> From the editor:
At the Source, we have long allowed unsigned letters to the editor and anonymous comments on our website. We did so out of recognition that sometimes it is only under the shield of anonymity that people can safely share important information or perspectives. However, in the interest of honest, transparency, and good old-fashioned manners, we're singing a new tune. From this issue forward, all letters to the editor must be signed to be considered for print. This space is intended to be a forum to discuss the issues of the day and to feature carefully considered perspectives from real people in the community.
Of course, we still understand that sometimes, it simply isn't safe or wise to put one's name to a piece of information. And we're happy to consider anonymous tips. But to participate in the discussion here, we're going to need names. Got strong feelings about this change? Write us a letter—just don't forget to sign your name.
BEND LANDLORD REBUTTALS
I love how, when a person tries to use some clear facts to try to explain investment issues to crybaby renters, the writer is called a whiner. I don't see that here.
But anyway, how about some more facts for the renters who are economically challenged, brain-wise.
Regarding the huge profits you think investment property owners make upon resale of a home, the eventual resale also generates substantial tax bills for the seller for costs called capital gains and depreciation recapture. Also, don't forget the closing costs and six percent sales expense. These can easily add up to 40-60 percent of the gains.

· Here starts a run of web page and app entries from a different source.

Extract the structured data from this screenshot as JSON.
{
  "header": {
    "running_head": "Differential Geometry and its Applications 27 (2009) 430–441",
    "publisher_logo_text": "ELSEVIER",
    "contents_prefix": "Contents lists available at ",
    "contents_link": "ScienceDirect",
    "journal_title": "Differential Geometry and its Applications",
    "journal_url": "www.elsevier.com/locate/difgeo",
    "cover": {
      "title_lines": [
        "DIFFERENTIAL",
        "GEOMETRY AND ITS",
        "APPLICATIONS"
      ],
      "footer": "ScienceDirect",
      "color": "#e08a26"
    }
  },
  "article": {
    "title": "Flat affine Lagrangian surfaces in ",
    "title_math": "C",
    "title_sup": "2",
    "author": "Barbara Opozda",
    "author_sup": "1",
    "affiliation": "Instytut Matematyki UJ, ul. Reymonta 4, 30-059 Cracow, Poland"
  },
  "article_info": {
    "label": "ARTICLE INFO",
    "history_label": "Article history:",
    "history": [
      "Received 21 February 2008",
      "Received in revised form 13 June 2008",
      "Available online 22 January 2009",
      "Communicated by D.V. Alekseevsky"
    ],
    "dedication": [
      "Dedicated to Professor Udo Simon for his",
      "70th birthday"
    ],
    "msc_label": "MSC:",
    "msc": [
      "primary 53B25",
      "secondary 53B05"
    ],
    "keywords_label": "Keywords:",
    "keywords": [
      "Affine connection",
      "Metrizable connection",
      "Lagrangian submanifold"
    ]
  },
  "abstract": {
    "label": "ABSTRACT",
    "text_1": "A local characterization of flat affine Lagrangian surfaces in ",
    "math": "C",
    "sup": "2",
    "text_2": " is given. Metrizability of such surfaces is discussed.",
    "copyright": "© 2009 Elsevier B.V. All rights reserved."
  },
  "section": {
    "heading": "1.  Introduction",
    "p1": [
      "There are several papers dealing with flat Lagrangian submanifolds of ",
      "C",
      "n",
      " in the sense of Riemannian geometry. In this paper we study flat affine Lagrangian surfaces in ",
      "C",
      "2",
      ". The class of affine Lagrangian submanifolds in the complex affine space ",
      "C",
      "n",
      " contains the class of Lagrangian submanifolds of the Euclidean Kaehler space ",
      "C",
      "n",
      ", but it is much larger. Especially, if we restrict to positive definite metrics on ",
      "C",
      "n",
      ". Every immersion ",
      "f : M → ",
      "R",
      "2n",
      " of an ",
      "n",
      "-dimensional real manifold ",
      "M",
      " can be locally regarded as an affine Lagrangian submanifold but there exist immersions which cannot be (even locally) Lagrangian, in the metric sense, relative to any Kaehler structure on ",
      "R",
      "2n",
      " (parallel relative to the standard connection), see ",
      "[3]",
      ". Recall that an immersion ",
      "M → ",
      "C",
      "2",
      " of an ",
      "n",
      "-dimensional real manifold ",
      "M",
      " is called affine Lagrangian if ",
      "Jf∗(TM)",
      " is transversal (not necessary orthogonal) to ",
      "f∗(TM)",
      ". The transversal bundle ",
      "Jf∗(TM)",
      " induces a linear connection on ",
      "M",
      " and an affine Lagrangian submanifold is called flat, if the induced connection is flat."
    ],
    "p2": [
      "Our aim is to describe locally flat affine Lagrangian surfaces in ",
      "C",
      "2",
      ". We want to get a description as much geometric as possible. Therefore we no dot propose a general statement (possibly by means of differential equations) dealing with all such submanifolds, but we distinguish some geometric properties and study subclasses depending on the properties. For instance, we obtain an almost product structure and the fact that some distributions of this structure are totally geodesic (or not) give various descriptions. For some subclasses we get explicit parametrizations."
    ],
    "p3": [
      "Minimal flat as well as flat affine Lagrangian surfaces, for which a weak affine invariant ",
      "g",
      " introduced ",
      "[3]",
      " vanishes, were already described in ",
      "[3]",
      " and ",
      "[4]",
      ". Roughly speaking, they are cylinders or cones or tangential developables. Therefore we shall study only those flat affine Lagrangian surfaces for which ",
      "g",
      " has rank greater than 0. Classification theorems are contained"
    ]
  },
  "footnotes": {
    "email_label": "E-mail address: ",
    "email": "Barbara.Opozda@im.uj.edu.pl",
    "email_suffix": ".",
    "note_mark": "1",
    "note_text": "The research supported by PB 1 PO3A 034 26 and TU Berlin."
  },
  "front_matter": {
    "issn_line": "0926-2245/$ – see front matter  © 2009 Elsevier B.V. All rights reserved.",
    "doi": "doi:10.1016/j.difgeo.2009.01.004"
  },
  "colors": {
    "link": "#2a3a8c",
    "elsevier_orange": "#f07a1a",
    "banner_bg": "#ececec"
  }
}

Hold the home for 30 years to get that giant, inflated growth figures tossed out by the math challenged here and guess what, during that period the owner will have paid for a new roof ($14,000, ca ching, ca ching), new kitchen and laundry appliances, new hot water heater, new carpet and paint several times etc., plus other costs of ownership.
Write off the interest on the loan? Well, yeah, maybe but only about 25 cents for every dollar it actually costs you.
Clearly, few of your renters have any real understanding of rental ownership costs.
And as far as owners being "lucky/hardworking/successful" enough to afford realty investments, consider this: I had three paper routes at age 13 and invested my earnings way back then in stocks, I worked at multiple jobs while going to college, got scholarships as a result of studying my ass off, promptly paid off my school loans after graduating, and lived for years with multiple roommates to be able to afford rent.
My first full time job after graduation paid $14,700 a year with no benefits. Basically, I saved and scrimped all my life to save money for my retirement investments. I have no pension and my rental income is my retirement.
What I did not do was spend $600 each on smart phones, $100 a month on streaming data plans, hundreds of dollars on tattoos, $100 a month on hair styling, or spend $80 a month on $5 coffees or even more on $7 micro brews. You younger folks just don't understand how spoiled you really are. You don't have any clue as to how to save and invest money, and so you can only sit and complain to yourselves about how tough life is.
My last comment that was also mentioned in that landlord letter and bears repeating: if investors did not buy rental properties, those of you who cannot afford to buy your own home would have no place to live except for going back home to momma and daddy!
IN REPLY TO "HOUSING PRESSURE" (11/4)
Bend's proposed UGB expansion was rejected by the state in 2010, not 2005 as indicated in the article.
Amendments to Bend's planning code—as recommended by and/or implemented with the leadership of Councilors Boddie and Campbell—are in the long term more critical factors than the UGB expansion in addressing the City's affordable housing needs. SDC exemptions, inclusionary zoning, and zoning for higher density and true mixed-use development are sound strategies for addressing Bend's housing crunch. Our City Council has been doing good work on this issue and I applaud them.
BEND'S MISGUIDED TOURISM FOCUS
Much concern has been expressed about affordable housing in Bend and cutting systems development charges seems to be the popular remedy. However, this only deals with the cost side of the issue and simply passes development charges on to the middle and upper classes. At least a part of the problem stems from the fact that the tourism and retail industries pay so little that the hundreds of people employed by those industries won't be able to afford a home no matter how much you cut development charges. What type of house can you afford with an income of $10-$15 per hour?
Another contributing factor resulting from our misguided emphasis on tourism is that some of our leaders have pushed Bend to become a resort community and many in the community work to attract the wealthy, especially from California. This drives up housing prices and locals are not able to compete against Californians coming to Bend with fistfuls of cash equity. A recent ad in the real estate section of the Bulletin proclaimed proudly that Tetherow Resort has recently sold several lots for $300,000 and several homes for about a million dollars each.
Some like to blame the State of Oregon for making less land available for development. The alternative is to continue the sprawl that dominates Central Oregon. Many of us would like to see some way to slow growth as the livability of the local environment is rapidly being compromised, but I am sure the local business community and developers would not stand for it. They appear to dominate the City Council and local planning commissions. Who in this city speaks effectively for a non-congested livable environment? As long as we continue to grow rapidly, we will continue to degrade the environment.
As long as an emphasis is placed upon tourism and developing a resort community, reducing Systems Development Charges will only amount to a token "feel good" exercise.